**Data to process**
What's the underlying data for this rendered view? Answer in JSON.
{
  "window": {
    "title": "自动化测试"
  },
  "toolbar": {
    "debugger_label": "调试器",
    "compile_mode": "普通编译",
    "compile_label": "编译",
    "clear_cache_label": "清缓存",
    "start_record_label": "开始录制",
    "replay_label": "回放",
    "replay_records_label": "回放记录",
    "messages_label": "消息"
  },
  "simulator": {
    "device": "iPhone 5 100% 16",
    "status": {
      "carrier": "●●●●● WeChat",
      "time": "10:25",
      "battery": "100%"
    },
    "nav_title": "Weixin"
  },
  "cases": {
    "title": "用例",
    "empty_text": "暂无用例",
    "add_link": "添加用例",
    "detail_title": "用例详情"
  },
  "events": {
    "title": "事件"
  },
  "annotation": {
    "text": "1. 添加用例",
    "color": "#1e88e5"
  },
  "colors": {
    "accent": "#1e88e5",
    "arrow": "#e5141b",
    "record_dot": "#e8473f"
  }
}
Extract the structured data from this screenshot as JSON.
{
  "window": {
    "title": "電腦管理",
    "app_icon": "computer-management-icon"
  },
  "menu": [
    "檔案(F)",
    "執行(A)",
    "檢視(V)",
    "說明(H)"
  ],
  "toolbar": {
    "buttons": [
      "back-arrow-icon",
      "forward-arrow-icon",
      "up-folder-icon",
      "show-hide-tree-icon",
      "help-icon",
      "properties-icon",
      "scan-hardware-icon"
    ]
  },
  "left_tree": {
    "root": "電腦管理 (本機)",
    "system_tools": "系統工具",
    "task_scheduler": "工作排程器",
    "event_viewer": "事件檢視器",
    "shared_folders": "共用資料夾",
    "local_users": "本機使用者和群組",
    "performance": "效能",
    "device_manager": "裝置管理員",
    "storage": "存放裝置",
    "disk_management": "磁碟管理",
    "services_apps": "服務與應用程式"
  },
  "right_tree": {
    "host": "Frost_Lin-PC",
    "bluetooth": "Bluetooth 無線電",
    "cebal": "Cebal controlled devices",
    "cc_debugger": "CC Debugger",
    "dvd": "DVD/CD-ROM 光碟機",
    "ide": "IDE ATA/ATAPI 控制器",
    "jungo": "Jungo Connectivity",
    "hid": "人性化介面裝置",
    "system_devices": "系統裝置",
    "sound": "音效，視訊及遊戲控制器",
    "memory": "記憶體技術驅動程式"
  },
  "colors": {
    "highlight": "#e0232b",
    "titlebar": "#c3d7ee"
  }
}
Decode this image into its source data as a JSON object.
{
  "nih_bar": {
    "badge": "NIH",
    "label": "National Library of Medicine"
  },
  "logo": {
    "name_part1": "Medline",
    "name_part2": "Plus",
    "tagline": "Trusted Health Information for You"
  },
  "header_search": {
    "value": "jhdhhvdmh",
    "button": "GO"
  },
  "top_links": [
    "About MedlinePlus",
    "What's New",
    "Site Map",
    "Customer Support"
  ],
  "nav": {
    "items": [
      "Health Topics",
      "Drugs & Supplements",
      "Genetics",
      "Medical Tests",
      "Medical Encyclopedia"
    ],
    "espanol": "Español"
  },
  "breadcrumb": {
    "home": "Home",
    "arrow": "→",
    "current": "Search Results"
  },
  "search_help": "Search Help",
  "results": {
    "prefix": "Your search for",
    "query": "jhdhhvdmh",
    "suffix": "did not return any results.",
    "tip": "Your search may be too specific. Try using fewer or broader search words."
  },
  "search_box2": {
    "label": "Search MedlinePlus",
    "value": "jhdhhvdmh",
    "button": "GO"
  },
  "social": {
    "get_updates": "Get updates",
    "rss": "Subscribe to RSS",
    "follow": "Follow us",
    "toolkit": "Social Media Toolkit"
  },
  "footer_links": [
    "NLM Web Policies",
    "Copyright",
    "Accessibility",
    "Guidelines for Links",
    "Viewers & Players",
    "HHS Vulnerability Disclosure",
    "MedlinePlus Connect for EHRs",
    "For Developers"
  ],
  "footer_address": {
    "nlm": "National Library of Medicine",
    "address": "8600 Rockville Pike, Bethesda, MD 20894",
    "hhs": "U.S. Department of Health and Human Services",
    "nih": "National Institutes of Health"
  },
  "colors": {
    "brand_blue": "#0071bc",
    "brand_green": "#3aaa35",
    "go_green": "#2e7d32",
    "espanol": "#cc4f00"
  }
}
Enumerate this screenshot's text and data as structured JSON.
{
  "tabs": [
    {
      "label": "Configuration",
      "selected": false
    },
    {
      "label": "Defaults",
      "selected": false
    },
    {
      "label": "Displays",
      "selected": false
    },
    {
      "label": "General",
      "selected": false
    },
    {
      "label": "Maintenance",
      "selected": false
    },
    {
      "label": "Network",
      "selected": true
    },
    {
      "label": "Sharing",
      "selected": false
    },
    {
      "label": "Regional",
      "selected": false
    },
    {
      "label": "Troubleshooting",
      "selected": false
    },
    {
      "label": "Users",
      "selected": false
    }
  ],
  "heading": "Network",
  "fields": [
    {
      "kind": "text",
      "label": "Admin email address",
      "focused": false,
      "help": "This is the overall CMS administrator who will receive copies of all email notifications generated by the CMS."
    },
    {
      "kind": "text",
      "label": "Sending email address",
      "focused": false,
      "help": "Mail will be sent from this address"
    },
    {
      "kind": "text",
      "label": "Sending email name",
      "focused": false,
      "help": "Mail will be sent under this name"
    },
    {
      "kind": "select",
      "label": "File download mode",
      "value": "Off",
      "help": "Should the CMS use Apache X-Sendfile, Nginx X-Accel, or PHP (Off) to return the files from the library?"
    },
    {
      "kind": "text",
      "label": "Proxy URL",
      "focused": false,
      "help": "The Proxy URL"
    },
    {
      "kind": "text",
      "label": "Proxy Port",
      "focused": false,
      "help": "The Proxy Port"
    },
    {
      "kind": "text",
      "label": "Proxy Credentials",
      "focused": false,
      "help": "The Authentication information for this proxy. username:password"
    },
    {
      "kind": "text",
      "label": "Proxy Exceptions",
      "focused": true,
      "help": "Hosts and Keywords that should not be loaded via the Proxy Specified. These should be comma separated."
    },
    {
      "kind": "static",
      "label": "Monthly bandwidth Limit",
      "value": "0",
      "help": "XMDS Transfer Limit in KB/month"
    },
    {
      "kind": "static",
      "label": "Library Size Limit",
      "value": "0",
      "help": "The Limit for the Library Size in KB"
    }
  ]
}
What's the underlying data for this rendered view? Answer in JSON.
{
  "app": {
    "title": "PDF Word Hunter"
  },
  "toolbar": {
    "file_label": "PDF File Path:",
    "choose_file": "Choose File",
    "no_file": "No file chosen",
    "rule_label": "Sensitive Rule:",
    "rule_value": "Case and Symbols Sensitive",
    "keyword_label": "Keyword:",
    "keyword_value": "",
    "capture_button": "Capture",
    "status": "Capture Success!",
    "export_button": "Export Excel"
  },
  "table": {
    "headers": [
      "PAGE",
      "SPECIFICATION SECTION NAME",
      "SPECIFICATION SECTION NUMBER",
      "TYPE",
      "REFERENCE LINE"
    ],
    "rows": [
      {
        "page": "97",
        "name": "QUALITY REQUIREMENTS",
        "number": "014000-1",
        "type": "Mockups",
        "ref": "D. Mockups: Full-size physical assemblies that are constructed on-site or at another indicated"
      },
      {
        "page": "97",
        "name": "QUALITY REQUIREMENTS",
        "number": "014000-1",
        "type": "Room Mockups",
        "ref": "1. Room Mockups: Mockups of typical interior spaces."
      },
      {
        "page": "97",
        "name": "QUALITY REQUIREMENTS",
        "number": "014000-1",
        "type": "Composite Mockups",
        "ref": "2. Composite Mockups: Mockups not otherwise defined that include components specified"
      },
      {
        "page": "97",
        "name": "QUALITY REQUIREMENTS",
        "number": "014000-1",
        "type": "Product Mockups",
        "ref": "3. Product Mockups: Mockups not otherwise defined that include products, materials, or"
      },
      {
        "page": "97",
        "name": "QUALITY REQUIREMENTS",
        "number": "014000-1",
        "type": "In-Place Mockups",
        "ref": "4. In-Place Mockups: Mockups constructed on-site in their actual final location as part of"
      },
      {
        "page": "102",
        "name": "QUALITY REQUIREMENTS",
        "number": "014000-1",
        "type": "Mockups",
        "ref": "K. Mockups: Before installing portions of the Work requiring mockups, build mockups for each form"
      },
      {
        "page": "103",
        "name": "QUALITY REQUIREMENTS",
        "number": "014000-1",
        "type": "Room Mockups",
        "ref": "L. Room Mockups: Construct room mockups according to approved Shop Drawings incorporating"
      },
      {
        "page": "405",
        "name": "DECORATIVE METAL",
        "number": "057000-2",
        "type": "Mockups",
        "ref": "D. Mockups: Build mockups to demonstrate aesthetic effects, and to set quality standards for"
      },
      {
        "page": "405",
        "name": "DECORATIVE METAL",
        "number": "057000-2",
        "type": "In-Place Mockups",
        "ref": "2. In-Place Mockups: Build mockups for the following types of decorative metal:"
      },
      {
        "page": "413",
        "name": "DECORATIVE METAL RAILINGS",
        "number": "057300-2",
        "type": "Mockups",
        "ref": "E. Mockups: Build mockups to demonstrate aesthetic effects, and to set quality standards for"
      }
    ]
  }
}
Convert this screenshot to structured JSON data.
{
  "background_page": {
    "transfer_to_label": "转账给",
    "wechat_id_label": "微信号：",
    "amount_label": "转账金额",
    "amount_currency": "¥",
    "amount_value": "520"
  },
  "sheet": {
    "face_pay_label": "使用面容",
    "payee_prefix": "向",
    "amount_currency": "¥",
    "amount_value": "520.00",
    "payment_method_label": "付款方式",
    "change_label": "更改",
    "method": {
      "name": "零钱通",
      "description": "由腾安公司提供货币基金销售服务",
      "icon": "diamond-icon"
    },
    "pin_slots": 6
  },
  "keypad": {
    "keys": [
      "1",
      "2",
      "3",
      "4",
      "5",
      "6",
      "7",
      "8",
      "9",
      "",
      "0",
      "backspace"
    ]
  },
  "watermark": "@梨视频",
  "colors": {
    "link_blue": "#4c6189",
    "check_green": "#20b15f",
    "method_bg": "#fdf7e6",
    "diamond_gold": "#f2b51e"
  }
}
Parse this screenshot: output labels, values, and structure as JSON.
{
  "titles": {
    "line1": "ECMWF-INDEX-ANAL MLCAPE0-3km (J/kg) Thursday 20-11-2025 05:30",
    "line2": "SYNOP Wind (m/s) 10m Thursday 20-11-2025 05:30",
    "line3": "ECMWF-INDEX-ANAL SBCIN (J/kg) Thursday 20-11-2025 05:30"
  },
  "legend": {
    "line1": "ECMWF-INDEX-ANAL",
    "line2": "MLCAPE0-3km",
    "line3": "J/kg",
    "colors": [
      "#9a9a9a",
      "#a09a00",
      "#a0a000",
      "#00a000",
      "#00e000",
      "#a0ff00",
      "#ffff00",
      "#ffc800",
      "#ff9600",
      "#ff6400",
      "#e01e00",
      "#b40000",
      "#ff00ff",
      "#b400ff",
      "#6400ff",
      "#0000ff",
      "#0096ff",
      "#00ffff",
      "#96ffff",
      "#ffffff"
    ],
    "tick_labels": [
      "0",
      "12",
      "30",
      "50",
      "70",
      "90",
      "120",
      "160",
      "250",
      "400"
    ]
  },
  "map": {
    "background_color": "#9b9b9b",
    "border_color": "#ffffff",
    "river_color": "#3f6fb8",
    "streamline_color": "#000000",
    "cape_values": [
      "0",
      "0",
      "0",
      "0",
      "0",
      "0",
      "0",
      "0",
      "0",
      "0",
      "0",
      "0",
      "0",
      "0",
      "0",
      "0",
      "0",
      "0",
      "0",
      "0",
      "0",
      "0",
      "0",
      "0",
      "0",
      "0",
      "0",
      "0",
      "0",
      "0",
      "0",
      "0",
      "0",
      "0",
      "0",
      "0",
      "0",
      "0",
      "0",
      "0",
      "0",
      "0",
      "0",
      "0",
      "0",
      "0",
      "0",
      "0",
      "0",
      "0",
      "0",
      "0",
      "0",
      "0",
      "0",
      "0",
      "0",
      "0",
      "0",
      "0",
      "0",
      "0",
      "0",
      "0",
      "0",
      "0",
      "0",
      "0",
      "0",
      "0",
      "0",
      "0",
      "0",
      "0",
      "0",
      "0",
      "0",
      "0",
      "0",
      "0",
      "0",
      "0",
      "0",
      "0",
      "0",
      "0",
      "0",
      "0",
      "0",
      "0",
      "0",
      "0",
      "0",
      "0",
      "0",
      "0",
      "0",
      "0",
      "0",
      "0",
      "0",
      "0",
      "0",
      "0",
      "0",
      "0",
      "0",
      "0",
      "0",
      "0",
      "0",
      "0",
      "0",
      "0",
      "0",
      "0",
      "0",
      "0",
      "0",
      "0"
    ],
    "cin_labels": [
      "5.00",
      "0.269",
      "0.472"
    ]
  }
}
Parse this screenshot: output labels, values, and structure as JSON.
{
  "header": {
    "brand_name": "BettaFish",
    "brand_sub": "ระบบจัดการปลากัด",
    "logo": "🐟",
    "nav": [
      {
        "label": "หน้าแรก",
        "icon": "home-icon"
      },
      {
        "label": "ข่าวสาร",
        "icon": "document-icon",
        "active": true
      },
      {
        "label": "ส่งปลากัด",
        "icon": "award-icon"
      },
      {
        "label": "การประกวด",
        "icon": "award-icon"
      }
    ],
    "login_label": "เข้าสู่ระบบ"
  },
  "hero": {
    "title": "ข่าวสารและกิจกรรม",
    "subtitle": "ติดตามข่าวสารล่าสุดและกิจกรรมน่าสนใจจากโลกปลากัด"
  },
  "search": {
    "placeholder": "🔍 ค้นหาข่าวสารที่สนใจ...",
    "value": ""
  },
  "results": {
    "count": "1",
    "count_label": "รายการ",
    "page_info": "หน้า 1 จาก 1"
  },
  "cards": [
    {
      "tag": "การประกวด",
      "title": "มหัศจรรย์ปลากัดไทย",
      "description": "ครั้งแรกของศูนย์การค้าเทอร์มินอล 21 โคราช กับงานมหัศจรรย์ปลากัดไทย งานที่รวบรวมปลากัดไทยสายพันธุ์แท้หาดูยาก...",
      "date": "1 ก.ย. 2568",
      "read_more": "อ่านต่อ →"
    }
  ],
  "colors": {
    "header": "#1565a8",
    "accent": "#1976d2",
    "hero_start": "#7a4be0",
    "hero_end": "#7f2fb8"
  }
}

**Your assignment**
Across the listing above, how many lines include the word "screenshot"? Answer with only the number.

**Written solution**
5